Ian Paisley (left) and Vanguard leader William Craig (right) pictured with MP Lawrence Orr on the steps of Stormont
Ian Paisley (left) and Vanguard leader William Craig (right) pictured with MP Lawrence Orr on the steps of Stormont (PA/PA)

The anti-Sunningdale mandate was key to pressing ahead with the strike. It’s hindsight, I know, but I don’t think the UUUC would have agreed joint action had it not secured an overall majority of the votes cast.

William Craig, leader of Vanguard during the strike, told me during the 1979 general election that he didn’t think the UUP would have agreed to the ‘sort of strike we saw’ in the absence of that majority. And that’s because it wasn’t just a challenge to the NI Assembly, but also a challenge to Westminster and Harold Wilson’s new government.

Some people within the UUP, Vanguard and the UDA also told me – years later – that Ian Paisley absented himself from Northern Ireland at the start of the strike because he wasn’t sure how it would play out in those early stages.

In May 1974, just months after the signing of the Sunningdale Agreement, Dr Ian Paisley addresses a mass gathering of supporters in the Protestant Shankhill Road area of Belfast. The Ulster Workers' Council declared that "everything" in the strike-bound Province "stops at midnight" in an attempt to bring down the new Ulster power sharing executive. Picture, PA Archive
Ian Paisley addresses supporters in the Shankill Road area of Belfast as the Ulster Workers' Council strike attempted to bring down the Sunningdale power-sharing executive

The reality, of course, was that at 6pm on May 14 nobody had a clue what was coming down the track: not the executive, not Westminster, not the media, not the UUUC, not the people of NI, not the security forces or intelligence services. No-one. Not even Alex Kane, who was busy preparing for A-Level examinations and with no certainty if or when he would be sitting them.

It was the beginning of the most significant political/constitutional crisis in Northern Ireland’s history.
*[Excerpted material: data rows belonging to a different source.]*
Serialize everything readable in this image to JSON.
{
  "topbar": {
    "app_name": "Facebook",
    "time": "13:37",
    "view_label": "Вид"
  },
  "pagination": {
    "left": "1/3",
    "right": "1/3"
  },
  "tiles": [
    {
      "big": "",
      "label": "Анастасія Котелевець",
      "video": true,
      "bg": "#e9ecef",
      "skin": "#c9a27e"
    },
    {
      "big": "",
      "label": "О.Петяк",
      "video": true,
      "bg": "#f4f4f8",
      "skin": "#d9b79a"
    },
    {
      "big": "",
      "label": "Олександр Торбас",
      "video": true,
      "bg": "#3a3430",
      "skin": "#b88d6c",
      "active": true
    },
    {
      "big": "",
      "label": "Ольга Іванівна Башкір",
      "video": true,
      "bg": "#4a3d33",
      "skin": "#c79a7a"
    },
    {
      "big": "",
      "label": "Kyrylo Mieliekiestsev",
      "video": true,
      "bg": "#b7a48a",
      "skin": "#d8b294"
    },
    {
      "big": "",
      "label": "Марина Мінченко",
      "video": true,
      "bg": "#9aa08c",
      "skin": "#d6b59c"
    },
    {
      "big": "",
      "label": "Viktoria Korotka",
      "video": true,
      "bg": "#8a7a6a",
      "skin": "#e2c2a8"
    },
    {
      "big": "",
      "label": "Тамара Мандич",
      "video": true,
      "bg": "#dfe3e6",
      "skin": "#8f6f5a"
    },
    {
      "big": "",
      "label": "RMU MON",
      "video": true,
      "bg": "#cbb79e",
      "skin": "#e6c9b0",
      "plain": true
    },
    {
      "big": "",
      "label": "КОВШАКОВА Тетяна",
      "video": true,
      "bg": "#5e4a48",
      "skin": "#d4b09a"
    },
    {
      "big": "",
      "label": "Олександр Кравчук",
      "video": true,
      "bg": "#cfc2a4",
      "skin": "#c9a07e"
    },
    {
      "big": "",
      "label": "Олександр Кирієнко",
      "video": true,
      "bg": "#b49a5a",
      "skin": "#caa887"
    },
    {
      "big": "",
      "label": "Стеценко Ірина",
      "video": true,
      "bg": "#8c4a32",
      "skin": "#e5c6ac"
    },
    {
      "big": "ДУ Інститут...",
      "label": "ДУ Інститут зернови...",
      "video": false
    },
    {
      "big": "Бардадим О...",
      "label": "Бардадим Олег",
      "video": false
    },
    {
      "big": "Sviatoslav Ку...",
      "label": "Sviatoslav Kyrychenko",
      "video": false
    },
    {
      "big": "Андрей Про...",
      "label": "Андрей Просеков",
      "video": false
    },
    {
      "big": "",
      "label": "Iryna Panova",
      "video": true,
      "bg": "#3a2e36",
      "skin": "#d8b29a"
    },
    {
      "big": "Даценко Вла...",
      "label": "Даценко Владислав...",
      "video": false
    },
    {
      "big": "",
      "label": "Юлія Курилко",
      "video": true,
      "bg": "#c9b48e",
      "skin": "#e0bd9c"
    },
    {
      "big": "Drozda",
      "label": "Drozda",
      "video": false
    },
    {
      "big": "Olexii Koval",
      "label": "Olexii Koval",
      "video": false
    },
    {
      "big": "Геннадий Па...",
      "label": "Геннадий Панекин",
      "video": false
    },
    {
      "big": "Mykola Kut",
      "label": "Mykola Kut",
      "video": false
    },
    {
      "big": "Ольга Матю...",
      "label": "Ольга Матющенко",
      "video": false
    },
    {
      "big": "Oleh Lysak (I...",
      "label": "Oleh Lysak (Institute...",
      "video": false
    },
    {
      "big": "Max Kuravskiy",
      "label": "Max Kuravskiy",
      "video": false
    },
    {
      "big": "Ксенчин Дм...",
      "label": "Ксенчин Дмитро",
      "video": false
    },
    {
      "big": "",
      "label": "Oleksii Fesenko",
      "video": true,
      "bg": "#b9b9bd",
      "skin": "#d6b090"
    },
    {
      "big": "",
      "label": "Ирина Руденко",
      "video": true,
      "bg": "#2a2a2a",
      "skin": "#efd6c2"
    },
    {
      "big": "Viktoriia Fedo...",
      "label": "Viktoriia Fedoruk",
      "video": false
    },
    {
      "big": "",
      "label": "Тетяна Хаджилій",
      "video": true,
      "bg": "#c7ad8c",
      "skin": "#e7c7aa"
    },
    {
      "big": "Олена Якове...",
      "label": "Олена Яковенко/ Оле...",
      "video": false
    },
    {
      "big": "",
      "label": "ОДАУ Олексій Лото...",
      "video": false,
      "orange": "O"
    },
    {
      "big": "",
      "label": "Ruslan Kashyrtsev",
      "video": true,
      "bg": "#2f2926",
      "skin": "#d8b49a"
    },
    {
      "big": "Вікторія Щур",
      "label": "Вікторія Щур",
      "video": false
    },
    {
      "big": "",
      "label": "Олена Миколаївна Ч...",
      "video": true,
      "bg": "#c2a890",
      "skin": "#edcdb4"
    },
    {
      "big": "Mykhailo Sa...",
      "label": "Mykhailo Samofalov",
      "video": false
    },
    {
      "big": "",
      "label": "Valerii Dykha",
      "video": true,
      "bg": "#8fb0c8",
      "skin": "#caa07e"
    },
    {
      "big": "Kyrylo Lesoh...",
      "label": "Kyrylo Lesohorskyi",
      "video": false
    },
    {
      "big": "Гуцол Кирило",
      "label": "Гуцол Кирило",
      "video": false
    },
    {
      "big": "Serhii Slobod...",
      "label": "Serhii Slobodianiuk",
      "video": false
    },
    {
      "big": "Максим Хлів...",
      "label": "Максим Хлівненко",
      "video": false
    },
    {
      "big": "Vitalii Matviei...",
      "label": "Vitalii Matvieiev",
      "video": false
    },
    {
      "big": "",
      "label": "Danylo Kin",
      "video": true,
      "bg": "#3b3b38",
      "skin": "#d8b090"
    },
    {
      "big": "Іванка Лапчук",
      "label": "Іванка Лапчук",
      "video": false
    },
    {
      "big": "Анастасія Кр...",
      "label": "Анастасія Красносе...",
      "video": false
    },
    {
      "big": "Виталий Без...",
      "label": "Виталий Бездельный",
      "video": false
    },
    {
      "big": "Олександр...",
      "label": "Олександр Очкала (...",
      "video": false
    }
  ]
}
And the biggest challenge by ‘Ulster’ unionism to Westminster policy since 1912. The risks for both sides were huge.

:: Next week: The strike reaches its mid-way point amid the horror of the Dublin-Monaghan bombings